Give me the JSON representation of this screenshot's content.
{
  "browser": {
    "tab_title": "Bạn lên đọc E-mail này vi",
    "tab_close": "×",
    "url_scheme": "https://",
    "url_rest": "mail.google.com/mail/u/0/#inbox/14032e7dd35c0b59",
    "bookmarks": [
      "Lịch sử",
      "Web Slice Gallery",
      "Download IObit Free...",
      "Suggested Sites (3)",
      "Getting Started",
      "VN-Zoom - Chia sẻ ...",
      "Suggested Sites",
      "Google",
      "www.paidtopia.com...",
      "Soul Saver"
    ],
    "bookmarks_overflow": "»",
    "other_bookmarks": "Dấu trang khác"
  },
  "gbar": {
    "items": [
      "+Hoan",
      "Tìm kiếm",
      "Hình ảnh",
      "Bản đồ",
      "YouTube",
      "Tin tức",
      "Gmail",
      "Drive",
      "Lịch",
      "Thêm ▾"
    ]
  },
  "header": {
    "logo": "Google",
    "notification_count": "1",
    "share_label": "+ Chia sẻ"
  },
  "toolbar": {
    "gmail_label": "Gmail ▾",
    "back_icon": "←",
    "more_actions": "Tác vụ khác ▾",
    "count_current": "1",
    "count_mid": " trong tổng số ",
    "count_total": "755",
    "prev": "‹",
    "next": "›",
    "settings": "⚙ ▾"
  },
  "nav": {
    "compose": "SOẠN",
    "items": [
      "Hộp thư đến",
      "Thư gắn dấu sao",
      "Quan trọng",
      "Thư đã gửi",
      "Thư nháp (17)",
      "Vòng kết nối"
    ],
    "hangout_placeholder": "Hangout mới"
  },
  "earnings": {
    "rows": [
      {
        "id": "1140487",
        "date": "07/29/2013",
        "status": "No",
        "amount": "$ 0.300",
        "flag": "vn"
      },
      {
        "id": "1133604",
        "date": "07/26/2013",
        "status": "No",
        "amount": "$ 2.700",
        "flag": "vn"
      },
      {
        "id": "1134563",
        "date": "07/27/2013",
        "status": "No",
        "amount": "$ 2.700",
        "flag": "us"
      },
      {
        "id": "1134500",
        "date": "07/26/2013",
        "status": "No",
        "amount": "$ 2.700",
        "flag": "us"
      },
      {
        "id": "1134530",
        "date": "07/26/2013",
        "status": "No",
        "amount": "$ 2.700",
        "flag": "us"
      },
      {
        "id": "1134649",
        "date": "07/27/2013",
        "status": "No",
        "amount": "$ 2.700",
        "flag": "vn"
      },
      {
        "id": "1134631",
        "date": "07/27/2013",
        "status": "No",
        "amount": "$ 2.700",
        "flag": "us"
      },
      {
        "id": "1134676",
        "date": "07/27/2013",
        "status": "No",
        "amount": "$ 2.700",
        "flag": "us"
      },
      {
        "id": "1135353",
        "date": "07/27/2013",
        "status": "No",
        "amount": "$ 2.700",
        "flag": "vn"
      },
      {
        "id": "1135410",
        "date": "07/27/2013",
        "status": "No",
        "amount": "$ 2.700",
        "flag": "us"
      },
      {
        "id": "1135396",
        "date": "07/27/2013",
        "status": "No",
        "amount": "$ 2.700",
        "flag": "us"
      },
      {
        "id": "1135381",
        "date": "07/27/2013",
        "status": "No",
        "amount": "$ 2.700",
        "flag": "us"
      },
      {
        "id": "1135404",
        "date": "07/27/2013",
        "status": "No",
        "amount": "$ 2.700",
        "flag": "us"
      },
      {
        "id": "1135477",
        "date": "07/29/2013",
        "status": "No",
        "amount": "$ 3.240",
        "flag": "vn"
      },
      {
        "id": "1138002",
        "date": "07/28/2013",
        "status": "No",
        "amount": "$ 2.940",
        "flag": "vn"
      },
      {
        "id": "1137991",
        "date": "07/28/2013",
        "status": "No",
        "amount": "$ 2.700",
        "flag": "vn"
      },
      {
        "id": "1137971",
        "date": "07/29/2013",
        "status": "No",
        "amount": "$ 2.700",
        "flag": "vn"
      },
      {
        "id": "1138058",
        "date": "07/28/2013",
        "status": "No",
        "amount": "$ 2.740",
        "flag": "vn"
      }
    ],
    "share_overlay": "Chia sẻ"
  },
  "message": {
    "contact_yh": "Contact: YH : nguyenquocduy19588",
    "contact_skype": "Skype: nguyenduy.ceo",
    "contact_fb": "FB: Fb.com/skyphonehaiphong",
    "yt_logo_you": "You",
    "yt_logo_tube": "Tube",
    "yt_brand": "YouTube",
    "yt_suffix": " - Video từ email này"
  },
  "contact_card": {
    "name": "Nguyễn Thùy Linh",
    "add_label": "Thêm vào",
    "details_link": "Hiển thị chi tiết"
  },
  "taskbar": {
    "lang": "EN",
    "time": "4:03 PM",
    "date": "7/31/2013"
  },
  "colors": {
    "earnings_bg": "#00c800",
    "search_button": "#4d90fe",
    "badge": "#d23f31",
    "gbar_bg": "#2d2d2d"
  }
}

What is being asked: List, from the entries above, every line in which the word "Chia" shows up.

Exercise response:
      "VN-Zoom - Chia sẻ ...",
    "share_label": "+ Chia sẻ"
    "share_overlay": "Chia sẻ"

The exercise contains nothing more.